The gesture would do nothing in my mind to change any race relations. If people are using slavery against people still today, then there are more problems than I thought.
If anyone wants to offer an apology now, it might be for the way people were treated during the civil rights movement.
Apology won't heal old wrongs
Apology for what?
I wonder how many African slave descendants would be alive today if their ancestors weren't brought to this country from a possible life of slavery or even death in Africa by the same Africans that did the slave trading.
Slavery wasn't right by any means, but in most cases they had a better life expectancy in this country than if they had stayed in Africa. They were an asset to most slave owners and were treated as such. They were fed, clothed and given shelter for their labor. I wonder how that would have compared to being a slave in Africa?

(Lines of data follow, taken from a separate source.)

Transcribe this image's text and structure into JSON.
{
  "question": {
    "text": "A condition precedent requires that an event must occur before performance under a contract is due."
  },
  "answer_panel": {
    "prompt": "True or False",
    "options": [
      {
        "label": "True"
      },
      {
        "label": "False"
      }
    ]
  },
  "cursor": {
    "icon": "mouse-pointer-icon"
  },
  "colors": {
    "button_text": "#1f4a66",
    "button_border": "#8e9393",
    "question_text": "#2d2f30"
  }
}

My father came to this country in 1908, speaking little or no English, which he eventually learned on his own.
Farm jobs were the only available work. The working conditions weren't much different than slave labor, but through hard work and with gratitude for being in this country, he raised seven law-abiding American citizens who give thanks for him coming to this great country.
We are not looking for an apology because he had to work so hard to get us through the poverty of the Great Depression on about $12 a week. Like I said, we give thanks for being here.
The people who are looking for the apologies for slavery to heal the wounds from mistakes that have been corrected over and over again are only keeping the wounds open instead of letting them heal.
Don't they know that you have to stop poking at a wound to let it heal? Are we going to apologize to every nationality that came to this country and were mistreated? If so we have a long way to go and we better get started.
Robert Wagner Millersville